Medicare Part B Ambulance Coverage FAQ

Medicare Part B covers ambulance services to or from a hospital, critical access hospital (CAH), or skilled nursing facility (SNF) only when other transportation could endanger your health. Medicare may also cover ambulance services if you have End-Stage Renal Disease (ESRD), need dialysis, and need an ambulance transportation to or from a dialysis facility.

Medicare will cover ambulance services to the nearest appropriate medical facility that’s able to give you the care you need. If you choose to be transported to a facility farther away, Medicare’s payment will be based on the charge to the closest appropriate facility. If no local facilities are able to give you the care you need, Medicare will pay for transportation to the nearest facility outside your local area that is able to give you the necessary care.

EMERGECNY TRANSPORTATION

You can get emergency ambulance transportation whey you have had a sudden medical emergency and your health is in serious danger because you cannot be safely transported by other means, like wheelchair van, car, or taxi.

Types of emergency ambulance transportation:

  • You are in shock, unconscious, or bleeding heavily.
  • You need skilled medical treatment during transport
These are only examples. Medicare coverage depends on the seriousness of you medical condition and whether you could have been safely transported by other means.

NON-EMERGENCY TRANSPORTATION

You may be able to get non-emergency ambulance transportation if it’s needed to obtain treatment or diagnose your health condition and the use of any other transportation method could endanger your health.

Medicare may cover limited, medically necessary, non-emergency transportation if you have a written order from you doctor stating that an ambulance is necessary due to your medical condition. The transport may be medically necessary to get you to a hospital or other health facility.

PRIOR AUTHORIZATION

If you require non-emergency but medically necessary ambulance transportation three or more times in a 10 day period of at least once a week for three weeks or more, Lancaster EMS may use a prior approval process (Prior Authorization). Lancaster EMS will send a request for prior authorization to Medicare before your fourth trip in a 30-day period, so that you will know earlier if Medicare will pay for the services. Either you or Lancaster EMS may request prior authorization for these scheduled, non-emergency transports. Prior authorization is currently required in New Jersey, Pennsylvania and South Carolina.

What does Medicare pay?

If Medicare covers your ambulance trip, they will pay 80% of the Medicare-approved amount after you have met the yearly Part B deductible.

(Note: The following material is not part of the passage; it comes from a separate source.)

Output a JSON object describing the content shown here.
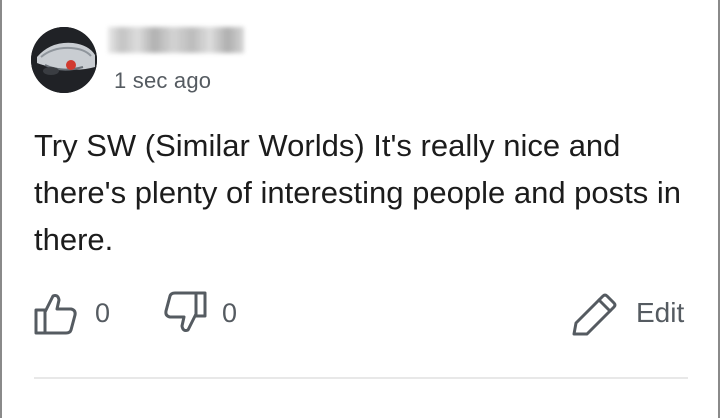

Medicare’s payment may be different if you are transported by a Critical Acute Hospital or an entity that’s owned and operated by a CAH.

How do I know if Medicare didn’t pay for my ambulance service?

You will receive a “Medicare Summary Notice” (MSN) in the mail every 3 months that lists all the services billed to Medicare. You can also visit MyMedicare.gov to look at your claims or view electronic MSNs. Your MSN will tell you why Medicare didn’t pay for your ambulance trip.

Examples of why Medicare will deny:

  • You chose to go to a facility further than the closest one, your notice may say this: “Payment for transportation is allowed on to the closest facility that can provide the necessary care.”
  • If you used an ambulance to move from one facility to another one closer to home, your notice may say this: “Transportation to a facility to be closer to home or family is not covered.”
See your Medicare Summary Notice. Your statements may vary depending on your situation. If you have questions about Medicare’s payment or denial, call the phone number on your MSN or call 1-800-Medicare (1-800-633-4227).